**What needs to be done:**
In the listing below, find each line holding "data" and copy it.

________________

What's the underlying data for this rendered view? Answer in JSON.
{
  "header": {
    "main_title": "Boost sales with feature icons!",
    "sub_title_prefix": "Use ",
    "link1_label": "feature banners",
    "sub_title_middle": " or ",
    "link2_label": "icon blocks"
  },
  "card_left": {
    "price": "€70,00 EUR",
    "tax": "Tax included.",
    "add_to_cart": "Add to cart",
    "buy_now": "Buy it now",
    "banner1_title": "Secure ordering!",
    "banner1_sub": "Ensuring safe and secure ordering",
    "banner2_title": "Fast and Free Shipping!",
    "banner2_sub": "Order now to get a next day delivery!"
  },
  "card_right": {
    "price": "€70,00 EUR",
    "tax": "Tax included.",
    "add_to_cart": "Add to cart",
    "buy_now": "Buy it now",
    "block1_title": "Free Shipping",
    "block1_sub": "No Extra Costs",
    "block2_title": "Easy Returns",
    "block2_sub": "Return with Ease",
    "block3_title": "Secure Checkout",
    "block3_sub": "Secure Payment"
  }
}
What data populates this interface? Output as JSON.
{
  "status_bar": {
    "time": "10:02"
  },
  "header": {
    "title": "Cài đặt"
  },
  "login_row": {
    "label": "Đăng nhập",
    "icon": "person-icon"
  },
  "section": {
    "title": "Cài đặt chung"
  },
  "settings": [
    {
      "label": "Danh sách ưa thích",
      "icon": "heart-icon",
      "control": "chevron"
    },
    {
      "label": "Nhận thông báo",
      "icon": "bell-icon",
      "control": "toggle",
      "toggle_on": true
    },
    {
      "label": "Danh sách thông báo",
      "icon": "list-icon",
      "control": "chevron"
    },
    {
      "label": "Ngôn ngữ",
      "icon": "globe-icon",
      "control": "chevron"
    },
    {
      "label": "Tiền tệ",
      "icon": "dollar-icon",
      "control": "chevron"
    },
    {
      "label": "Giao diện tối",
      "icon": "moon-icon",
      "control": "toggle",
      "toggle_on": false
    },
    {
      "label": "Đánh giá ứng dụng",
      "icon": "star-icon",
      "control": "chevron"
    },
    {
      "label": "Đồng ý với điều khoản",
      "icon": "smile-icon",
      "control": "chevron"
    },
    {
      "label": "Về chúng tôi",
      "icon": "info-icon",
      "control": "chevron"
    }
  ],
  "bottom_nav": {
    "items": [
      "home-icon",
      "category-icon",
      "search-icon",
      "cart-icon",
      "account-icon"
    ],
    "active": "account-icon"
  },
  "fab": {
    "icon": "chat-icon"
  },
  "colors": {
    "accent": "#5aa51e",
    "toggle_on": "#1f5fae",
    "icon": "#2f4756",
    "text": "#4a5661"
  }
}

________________

**Task output:**
What's the underlying data for this rendered view? Answer in JSON.
What data populates this interface? Output as JSON.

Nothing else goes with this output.